Separation and Divorce in Victoria
Learn about Marriage Separation and Divorce and De-facto Separation Laws in Victoria, including Frequently Asked Questions and useful links.
Frequently Asked Questions
To file for a divorce in Victoria you will need to have been separated from your Partner for a minimum of 12 months and one day.
If you have been married for less than 2 years, you will need to prove that you have attempted reconciliation.
You can apply for a divorce jointly with your partner, or individually.
When you file for a divorce, you will also need to consider other issues such as property settlements, agreements relating to your children and any spousal maintenance, which are not automatically dealt with at a divorce hearing. These matters need to be addressed before the divorce or within 12 months of the divorce being finalised.

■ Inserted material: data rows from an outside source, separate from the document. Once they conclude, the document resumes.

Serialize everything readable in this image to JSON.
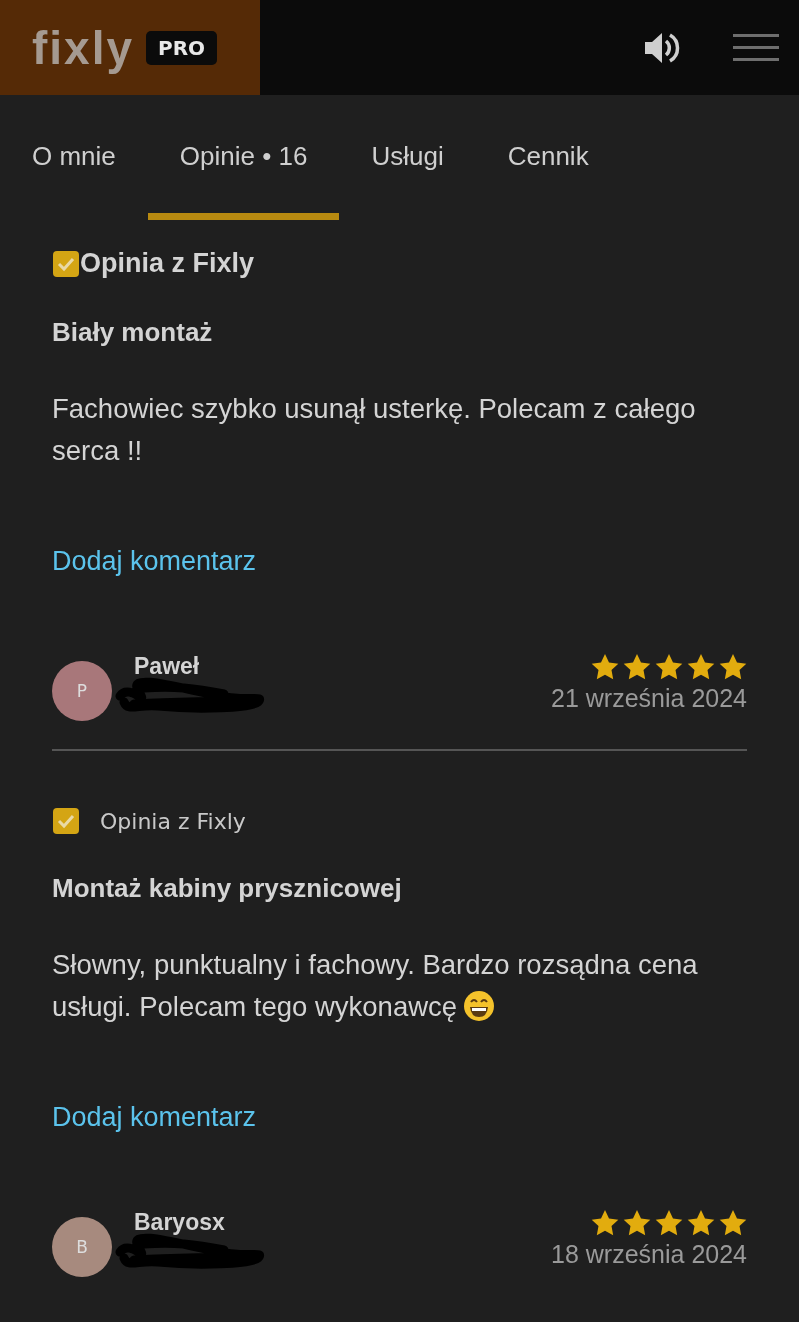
{
  "header": {
    "logo": "fixly",
    "badge": "PRO"
  },
  "tabs": [
    {
      "label": "O mnie",
      "selected": false
    },
    {
      "label": "Opinie • 16",
      "selected": true
    },
    {
      "label": "Usługi",
      "selected": false
    },
    {
      "label": "Cennik",
      "selected": false
    }
  ],
  "reviews": [
    {
      "verified": true,
      "verified_label": "Opinia z Fixly",
      "verified_bold": true,
      "title": "Biały montaż",
      "body": "Fachowiec szybko usunął usterkę. Polecam z całego serca !!",
      "comment_link": "Dodaj komentarz",
      "author": "Paweł",
      "initial": "P",
      "color": "#a8777a",
      "redacted": true,
      "stars": 5,
      "date": "21 września 2024",
      "divider": true
    },
    {
      "verified": true,
      "verified_label": "Opinia z Fixly",
      "verified_bold": false,
      "title": "Montaż kabiny prysznicowej",
      "body": "Słowny, punktualny i fachowy. Bardzo rozsądna cena usługi. Polecam tego wykonawcę",
      "emoji": true,
      "comment_link": "Dodaj komentarz",
      "author": "Baryosx",
      "initial": "B",
      "color": "#a78a7e",
      "redacted": true,
      "stars": 5,
      "date": "18 września 2024"
    }
  ]
}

For more information, you can visit the Family Court of Australia website.
In order to be granted a divorce, a couple needs to provide evidence and satisfy the court that they have been separated for 12 months, and there is no intention of reuniting.
The duration of the divorce process can vary significantly based on how effectively negotiations are managed and outcomes are agreed upon.
Marriage separation is when a couple decide to end a relationship and stop living in a marriage-like relationship – whether it be a joint decision or one partner’s decision.
Both parties do not have to consent to the separation, however both parties must be aware that the relationship is now considered to be over by at least one of the parties.
In order to be granted a divorce, a couple needs to provide evidence and satisfy the court that they have been separated for at least 12 months.
To be separated, a couple does not have to be living in separate residences. It is possible to live in the same residence but “live separately under one roof”.
The Family Law Act 1975 was amended on 1 March 2009 to be inclusive of de facto couples. The Act defines a de facto relationship as “a relationship of a couple living together on a genuine domestic basis”.
Generally couples will be classified as de facto if their relationship is greater than two years duration, however the court may also take into account a number of factors including, but not limited to:
- living arrangements
- whether the relationship is sexual
- the degree of financial dependence/interdependence,
- ownership and use of property
- whether the relationship has been registered under State laws
- any care and support of children
There are some circumstances where a relationship may be classified as de facto despite being under two years in duration, particularly if there are children involved.